To gain an understanding of how these polyols perform in polyurethane dispersions (PUDs), formulations were prepared from PD-56, PH-56 and PD-56LV. Since many factors influence PUD properties, simple, non-optimized formulations were examined (Table 7).
After the PUDs were made, the dispersions were characterized. Table 8 summarizes the data.
All three PUDs have a white opaque/blue hue appearance, did not precipitate after seven days in a 50 deg. C oven and have very low viscosities at ambient temperatures. As shown in Table 8, the particle size for each PUD has the same range. However, PD-56 and PH-56 provide a much harder film than PD-56LV. One unexplained result was the low pH associated with each sample.
A quick-stick test was used to evaluate the adhesive characteristics of each PUD. Table 9 summarizes the results. As shown, PH-56 displays the best bonding profile of the three.
ConclusionsSeveral new polyester polyols have been developed and explored for utility in polyurethane C.A.S.E. applications. Adhesives based on PD-56LV provide flat-wise tensile strengths exceeding results for the analogous PPG-based system.

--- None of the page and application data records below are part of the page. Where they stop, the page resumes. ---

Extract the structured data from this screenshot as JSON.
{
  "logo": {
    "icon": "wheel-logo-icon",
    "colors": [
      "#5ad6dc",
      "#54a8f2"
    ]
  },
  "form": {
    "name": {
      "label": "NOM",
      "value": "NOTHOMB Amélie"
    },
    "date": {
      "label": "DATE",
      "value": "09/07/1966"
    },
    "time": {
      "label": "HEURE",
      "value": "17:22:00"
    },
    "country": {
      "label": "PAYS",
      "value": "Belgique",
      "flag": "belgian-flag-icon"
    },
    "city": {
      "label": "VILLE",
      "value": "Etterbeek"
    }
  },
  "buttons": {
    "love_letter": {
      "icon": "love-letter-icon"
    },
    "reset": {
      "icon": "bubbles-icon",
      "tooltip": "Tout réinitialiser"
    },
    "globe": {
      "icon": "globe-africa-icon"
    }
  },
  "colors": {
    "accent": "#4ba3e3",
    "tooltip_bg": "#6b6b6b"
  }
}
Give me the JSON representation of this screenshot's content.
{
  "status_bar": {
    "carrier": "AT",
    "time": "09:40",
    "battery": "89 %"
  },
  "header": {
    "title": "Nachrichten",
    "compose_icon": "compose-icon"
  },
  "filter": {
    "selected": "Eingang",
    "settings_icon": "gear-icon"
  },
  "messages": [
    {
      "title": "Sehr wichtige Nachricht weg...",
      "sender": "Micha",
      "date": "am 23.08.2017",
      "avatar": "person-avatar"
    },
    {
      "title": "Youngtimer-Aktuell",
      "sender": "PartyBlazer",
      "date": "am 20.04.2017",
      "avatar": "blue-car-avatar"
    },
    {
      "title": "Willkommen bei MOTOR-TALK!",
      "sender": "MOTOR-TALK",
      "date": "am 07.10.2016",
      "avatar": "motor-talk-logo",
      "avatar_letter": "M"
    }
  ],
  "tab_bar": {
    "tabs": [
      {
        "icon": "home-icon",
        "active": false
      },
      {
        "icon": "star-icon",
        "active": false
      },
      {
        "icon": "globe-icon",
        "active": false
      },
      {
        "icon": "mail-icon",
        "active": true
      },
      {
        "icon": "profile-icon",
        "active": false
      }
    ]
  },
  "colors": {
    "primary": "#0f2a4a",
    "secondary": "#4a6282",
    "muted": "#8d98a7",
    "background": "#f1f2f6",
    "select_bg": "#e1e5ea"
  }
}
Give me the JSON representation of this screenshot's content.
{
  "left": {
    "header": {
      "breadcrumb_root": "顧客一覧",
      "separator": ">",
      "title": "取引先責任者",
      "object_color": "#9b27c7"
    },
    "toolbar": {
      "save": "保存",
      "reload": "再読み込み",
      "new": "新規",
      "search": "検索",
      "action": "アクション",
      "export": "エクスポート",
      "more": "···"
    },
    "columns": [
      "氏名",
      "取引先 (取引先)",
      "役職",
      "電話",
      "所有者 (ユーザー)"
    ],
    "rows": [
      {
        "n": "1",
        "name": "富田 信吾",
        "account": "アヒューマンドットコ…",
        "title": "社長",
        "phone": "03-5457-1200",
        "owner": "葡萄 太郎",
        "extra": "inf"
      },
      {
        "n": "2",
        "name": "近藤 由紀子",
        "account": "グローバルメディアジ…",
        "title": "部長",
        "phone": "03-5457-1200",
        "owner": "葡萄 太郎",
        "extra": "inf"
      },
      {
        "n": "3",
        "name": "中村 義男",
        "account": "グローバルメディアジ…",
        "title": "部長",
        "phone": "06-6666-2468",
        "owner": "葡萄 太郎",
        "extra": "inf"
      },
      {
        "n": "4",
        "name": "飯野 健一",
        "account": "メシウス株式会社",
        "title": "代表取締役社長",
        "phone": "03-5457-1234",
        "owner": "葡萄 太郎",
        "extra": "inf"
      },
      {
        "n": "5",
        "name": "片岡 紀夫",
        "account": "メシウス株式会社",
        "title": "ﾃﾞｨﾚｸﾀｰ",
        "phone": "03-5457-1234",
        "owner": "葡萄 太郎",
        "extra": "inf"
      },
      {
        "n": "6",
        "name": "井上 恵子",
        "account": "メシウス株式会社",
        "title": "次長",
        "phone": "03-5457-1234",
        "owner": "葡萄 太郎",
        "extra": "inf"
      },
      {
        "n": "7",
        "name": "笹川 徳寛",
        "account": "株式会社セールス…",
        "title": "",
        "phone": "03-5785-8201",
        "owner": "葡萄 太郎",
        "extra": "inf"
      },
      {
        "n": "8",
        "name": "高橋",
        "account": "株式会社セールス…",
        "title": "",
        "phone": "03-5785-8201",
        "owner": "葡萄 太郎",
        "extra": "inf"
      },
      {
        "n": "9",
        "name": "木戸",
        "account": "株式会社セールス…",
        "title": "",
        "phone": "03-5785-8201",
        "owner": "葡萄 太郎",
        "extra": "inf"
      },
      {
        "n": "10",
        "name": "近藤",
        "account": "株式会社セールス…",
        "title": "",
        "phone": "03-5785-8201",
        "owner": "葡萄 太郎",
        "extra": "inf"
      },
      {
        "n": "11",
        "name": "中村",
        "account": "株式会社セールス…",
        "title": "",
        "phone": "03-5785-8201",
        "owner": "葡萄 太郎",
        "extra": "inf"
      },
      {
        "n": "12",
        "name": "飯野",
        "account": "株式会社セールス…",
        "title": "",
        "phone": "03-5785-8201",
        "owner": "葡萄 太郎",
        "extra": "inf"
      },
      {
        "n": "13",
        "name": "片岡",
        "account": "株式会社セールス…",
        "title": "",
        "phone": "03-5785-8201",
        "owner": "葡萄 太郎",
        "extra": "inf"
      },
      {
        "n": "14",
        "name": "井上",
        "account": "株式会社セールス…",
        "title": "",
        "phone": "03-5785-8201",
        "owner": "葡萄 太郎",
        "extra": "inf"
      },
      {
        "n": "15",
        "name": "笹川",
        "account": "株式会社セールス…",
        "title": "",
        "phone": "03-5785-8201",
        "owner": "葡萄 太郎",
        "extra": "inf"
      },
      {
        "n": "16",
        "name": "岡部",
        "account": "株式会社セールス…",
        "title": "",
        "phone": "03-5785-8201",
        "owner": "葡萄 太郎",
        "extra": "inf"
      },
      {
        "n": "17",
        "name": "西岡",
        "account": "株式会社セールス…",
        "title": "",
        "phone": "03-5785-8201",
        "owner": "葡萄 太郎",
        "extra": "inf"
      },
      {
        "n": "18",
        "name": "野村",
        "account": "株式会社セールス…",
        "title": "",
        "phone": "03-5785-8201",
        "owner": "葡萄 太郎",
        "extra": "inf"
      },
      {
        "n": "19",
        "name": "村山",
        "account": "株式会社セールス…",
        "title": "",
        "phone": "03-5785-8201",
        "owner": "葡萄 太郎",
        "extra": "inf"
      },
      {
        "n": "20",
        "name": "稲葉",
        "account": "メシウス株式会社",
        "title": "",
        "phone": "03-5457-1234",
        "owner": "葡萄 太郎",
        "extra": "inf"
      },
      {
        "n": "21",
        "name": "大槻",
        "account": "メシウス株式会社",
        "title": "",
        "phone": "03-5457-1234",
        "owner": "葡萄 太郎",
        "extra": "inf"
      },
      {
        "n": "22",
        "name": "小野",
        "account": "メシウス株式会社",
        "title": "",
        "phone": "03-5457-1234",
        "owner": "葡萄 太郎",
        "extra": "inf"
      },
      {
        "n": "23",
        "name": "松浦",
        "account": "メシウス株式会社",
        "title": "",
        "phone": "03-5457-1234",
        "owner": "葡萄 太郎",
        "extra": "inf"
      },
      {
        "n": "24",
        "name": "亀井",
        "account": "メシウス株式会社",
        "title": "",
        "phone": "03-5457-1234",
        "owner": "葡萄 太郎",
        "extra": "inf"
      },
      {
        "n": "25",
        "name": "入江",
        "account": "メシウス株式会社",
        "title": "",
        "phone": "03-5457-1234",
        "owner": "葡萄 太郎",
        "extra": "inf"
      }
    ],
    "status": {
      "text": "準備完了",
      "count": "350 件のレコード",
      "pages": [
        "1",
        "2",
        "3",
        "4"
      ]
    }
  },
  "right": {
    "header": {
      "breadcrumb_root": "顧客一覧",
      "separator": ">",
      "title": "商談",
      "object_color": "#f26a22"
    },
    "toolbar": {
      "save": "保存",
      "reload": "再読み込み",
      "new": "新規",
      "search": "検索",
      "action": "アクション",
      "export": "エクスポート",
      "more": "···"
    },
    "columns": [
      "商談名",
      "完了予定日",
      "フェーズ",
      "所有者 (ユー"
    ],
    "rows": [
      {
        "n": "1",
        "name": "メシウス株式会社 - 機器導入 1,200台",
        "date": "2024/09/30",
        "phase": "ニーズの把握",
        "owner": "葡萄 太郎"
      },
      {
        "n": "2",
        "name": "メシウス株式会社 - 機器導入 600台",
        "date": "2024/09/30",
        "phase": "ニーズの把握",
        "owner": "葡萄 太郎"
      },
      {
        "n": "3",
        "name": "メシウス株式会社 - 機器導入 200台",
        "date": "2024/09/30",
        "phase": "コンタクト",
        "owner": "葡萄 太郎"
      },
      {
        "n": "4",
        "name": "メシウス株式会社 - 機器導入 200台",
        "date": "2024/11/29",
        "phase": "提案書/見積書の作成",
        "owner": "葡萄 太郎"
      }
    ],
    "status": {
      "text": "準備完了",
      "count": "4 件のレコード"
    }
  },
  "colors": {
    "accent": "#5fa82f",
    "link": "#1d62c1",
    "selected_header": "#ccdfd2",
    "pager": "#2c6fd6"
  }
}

Elastomers using PD-56LV as the major (soft segment) polyol and extended with 1,4-butane diol generally demonstrated higher tensile strength and elongation values as compared with elastomers using conventional polypropylene glycol as a soft segment. Not only has this been demonstrated for both one- and two-shot methods, but also the retention of these properties is similar after a one-month soaking in hot water. In addition, property retention of the PD-56LV elastomer after water soaking is superior to that of a similar polycaprolactone-based elastomer. As previously reported, the ortho positioning of ester groups in PD-56LV is likely responsible for this superior resistance to degradation by water1.
Also, PD-56LV demonstrates utility in both PUR hot melts and PUDs. In a hot melt adhesive formulation with hexanediol adipate, PD-56LV at the level used provides an excellent bonding profile, high green strength and a relatively short open time. It also has been successfully used in a PUD formulation, generating a stable dispersion and a soft film.
The other three polyols, PH-56, PD-56 and PN-110, have been shown to provide versatility in PUR hot melt applications. When combined with hexanediol adipate, PH-56 generates a hot melt with excellent bonding characteristics and a short open time; PD-56 provides similar results. PN-110 can be used as an agent to extend open time in a PUR hot melt adhesive.
Both PH-56 and PD-56 made stable polyurethane dispersions. The PUDs made with these polyols give hard films and small particle sizes. Of the three PUDs made, PH-56 exhibited the best bonding profile.
In summary, several ortho-phthalate polyols have been successfully used in multiple C.A.S.E. applications. The inherent hydrolytic stability of these ortho-phthalate-based polyols coupled with the economical performance benefits provide performance advantages for many C.A.S.E. applications.
This article is based on a presentation made at the Polyurethanes Conference 2000 sponsored by the Alliance for the Poyurethanes Industry in Boston last October. Additional information on STEPANOL polyester polyols is available from Stepan Co., 22 West Frontage Road, Northfield, IL 60093; call 800-745-STEP (7837) (Technical Service), fax 847-441-4166, e-mail email@example.com or visit the Web site www.stepan.com. Or Circle No. 75.
ReferencesHillshafer, D. K.; O'Brien, M. E.; Knutsen, K. J.; Proceedings of Polyurethane Expo, 1996, pp. 530-537.
Skeist Inc., Polyurethanes IV, Skeist Inc., Whipppany, N.J., 1994, p. 1.
Buist, J. M. and H. Gudgeon, Advances in Polyurethane Technology, John Wiley and Sons, Inc., 1964, p. 1
Oertel, Gunter, Polyurethane Handbook, Hanser Publishers, 1994, pp. 1 - 3.
Herrington, Ron and K. Hock, Flexible Polyurethane Foams, The Dow Chemical Co., Midland, Mich., 1997, p. 2, 8.
Union Carbide Corp., "Tone Polyols for High Performance Urethane Elastomers and Adhesives" (Technical Brochure), UCC, 1993, pp. 4, 18
Union Carbide Corp., "Tone Monomer EC" (Technical Publication), UCC, 1987, pp. 1, 11.